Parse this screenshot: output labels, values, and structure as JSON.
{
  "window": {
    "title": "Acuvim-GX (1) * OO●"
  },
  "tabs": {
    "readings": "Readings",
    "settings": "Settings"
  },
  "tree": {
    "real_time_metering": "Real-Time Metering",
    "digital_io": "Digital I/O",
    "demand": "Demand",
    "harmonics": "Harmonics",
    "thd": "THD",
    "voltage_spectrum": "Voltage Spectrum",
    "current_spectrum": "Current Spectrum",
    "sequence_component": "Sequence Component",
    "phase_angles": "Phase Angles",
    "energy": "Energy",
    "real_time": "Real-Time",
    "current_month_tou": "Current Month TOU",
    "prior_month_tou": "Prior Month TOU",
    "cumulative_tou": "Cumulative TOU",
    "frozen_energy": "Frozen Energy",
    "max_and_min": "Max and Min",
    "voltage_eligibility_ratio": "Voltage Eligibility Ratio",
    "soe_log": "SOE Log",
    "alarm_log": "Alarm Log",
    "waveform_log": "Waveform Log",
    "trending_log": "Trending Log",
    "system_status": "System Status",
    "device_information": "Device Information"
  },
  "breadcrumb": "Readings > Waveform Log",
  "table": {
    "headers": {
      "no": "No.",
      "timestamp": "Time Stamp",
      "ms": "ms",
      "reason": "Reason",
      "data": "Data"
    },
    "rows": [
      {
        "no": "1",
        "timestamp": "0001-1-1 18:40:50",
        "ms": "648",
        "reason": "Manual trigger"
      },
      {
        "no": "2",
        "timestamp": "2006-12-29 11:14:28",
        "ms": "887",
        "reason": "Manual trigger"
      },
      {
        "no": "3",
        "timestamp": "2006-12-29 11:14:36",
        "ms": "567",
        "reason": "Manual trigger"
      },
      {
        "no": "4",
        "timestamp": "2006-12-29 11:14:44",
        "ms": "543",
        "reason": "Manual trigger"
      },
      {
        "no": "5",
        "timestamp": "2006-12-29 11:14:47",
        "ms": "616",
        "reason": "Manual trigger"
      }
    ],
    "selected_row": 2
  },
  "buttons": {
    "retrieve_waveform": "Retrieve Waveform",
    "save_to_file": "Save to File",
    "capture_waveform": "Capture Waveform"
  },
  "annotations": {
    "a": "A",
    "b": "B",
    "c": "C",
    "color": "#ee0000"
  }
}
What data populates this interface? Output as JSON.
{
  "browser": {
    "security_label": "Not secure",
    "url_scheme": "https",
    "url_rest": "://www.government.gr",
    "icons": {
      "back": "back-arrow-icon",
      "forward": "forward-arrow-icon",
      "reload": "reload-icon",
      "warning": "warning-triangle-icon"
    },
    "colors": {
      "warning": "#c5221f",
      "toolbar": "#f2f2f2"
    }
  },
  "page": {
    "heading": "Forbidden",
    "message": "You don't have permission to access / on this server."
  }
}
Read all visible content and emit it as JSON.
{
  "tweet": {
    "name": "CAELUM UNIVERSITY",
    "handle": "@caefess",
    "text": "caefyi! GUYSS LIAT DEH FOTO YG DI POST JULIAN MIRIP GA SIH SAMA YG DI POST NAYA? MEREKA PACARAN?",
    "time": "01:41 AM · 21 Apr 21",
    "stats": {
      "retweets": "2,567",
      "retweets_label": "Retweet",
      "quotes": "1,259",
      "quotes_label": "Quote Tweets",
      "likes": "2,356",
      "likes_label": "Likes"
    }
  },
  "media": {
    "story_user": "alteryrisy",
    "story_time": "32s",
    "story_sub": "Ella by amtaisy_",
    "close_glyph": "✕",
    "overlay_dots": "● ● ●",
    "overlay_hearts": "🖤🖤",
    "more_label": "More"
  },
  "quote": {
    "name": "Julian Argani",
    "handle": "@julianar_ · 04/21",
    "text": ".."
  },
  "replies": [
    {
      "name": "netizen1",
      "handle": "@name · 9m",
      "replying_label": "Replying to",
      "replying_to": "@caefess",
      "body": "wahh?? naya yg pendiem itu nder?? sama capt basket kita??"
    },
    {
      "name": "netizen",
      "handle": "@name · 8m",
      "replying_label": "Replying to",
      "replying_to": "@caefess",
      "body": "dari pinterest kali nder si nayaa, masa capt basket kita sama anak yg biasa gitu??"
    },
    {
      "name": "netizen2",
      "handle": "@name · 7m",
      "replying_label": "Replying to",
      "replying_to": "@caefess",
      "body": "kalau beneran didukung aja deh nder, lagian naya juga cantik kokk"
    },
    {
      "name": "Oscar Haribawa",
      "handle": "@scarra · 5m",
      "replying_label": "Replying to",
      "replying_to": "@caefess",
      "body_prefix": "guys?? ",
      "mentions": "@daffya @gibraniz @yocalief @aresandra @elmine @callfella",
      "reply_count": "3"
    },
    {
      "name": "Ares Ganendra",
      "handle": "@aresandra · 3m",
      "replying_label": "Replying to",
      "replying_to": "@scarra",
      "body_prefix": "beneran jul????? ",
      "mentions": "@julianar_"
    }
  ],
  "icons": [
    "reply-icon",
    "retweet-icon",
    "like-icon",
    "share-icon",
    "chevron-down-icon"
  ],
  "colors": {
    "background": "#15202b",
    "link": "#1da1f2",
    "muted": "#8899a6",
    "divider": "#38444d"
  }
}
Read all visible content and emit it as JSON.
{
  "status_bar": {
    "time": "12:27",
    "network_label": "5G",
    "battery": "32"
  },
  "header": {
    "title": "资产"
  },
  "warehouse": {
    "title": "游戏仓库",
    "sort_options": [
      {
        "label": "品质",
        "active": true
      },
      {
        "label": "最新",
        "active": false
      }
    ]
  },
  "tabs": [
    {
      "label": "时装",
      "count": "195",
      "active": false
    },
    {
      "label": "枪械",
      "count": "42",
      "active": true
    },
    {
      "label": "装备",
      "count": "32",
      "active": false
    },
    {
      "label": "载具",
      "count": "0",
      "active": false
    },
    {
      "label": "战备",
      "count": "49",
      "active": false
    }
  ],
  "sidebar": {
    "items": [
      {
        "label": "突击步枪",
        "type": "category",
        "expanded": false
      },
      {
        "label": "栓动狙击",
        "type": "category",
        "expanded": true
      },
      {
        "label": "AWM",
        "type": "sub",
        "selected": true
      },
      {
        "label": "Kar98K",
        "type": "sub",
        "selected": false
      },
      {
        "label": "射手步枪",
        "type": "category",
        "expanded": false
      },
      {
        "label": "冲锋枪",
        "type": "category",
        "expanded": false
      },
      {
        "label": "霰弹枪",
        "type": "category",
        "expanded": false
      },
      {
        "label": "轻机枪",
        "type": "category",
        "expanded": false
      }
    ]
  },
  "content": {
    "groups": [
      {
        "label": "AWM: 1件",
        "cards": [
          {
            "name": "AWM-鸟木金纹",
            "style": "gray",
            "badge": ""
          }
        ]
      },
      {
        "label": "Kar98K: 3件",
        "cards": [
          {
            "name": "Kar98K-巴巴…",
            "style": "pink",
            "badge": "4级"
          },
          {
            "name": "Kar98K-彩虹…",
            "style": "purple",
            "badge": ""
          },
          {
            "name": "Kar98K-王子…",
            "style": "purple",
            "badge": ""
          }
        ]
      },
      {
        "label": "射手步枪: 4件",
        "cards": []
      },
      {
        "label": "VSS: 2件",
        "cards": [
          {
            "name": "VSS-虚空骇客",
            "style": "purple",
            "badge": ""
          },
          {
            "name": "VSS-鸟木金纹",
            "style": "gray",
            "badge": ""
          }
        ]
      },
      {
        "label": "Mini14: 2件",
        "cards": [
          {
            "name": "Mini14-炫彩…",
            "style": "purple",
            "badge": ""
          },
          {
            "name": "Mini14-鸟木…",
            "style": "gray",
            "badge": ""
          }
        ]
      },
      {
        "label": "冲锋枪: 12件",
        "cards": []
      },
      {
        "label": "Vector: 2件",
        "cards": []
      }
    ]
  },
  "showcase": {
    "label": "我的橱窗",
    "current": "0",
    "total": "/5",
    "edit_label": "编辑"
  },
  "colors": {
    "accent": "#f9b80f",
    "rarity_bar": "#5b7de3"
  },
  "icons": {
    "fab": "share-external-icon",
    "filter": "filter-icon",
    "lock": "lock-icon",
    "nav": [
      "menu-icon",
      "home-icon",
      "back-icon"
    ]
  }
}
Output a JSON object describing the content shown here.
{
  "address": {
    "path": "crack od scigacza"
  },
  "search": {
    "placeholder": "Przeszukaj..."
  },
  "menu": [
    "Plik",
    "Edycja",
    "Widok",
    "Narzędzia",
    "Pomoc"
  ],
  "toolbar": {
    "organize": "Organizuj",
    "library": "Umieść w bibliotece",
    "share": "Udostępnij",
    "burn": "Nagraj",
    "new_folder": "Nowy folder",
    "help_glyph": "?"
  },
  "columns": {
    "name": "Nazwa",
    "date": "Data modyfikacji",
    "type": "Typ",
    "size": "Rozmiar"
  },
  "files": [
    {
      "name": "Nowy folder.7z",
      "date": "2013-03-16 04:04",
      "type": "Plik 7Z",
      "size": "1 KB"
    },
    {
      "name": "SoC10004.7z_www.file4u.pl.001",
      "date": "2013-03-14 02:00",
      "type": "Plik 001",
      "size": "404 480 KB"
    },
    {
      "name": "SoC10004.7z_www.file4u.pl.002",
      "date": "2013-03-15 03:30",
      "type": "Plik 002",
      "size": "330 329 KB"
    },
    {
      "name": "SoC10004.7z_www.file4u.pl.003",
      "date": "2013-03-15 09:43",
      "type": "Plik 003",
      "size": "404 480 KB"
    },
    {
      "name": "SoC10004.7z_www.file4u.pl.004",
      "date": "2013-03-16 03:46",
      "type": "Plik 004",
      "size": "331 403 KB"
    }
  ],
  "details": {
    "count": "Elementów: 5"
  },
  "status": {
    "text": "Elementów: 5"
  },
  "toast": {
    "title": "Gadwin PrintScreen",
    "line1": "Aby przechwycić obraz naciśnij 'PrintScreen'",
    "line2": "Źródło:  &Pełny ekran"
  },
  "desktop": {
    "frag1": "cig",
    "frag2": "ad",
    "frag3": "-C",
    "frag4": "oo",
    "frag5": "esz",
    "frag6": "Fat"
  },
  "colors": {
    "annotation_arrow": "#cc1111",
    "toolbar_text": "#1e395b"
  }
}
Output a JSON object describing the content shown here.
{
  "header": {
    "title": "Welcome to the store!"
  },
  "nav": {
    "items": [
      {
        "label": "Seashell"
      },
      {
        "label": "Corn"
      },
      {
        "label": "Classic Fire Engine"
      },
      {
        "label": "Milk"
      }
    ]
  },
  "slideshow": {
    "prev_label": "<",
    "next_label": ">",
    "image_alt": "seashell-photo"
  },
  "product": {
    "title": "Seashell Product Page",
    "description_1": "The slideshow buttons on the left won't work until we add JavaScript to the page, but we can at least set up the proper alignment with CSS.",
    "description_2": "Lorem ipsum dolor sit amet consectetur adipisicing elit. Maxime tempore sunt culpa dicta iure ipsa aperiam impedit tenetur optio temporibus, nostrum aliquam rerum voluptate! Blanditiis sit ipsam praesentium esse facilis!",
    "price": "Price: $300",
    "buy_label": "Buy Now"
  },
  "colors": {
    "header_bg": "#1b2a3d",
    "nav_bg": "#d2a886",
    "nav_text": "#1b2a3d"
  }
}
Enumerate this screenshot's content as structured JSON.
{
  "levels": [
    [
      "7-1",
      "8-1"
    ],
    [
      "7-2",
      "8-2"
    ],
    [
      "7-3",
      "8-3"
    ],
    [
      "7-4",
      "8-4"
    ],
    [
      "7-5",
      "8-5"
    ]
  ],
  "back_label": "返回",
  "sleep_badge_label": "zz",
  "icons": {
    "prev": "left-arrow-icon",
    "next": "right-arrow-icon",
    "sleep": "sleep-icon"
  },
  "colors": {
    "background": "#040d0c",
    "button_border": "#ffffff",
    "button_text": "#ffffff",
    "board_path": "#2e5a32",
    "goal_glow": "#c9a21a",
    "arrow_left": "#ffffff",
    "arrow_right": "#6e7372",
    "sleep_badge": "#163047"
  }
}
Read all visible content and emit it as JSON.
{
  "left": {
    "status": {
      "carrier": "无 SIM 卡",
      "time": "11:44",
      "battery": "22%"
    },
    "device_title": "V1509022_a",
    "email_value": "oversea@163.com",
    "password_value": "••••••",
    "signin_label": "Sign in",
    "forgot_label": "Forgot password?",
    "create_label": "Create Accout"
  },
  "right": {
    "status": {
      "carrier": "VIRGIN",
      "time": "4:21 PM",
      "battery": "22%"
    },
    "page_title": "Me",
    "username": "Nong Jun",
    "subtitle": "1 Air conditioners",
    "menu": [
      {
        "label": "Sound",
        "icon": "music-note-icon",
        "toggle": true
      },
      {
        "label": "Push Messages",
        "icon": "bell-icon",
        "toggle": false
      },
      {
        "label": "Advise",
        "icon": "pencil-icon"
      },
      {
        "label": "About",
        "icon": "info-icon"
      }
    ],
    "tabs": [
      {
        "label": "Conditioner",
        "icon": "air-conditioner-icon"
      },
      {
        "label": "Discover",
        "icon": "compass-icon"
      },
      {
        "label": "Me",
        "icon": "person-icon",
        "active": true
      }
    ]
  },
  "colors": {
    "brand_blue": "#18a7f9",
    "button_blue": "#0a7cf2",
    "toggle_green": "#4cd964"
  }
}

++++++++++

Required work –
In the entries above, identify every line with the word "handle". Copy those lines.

Answer for the task –
    "handle": "@caefess",
    "handle": "@julianar_ · 04/21",
      "handle": "@name · 9m",
      "handle": "@name · 8m",
      "handle": "@name · 7m",
      "handle": "@scarra · 5m",
      "handle": "@aresandra · 3m",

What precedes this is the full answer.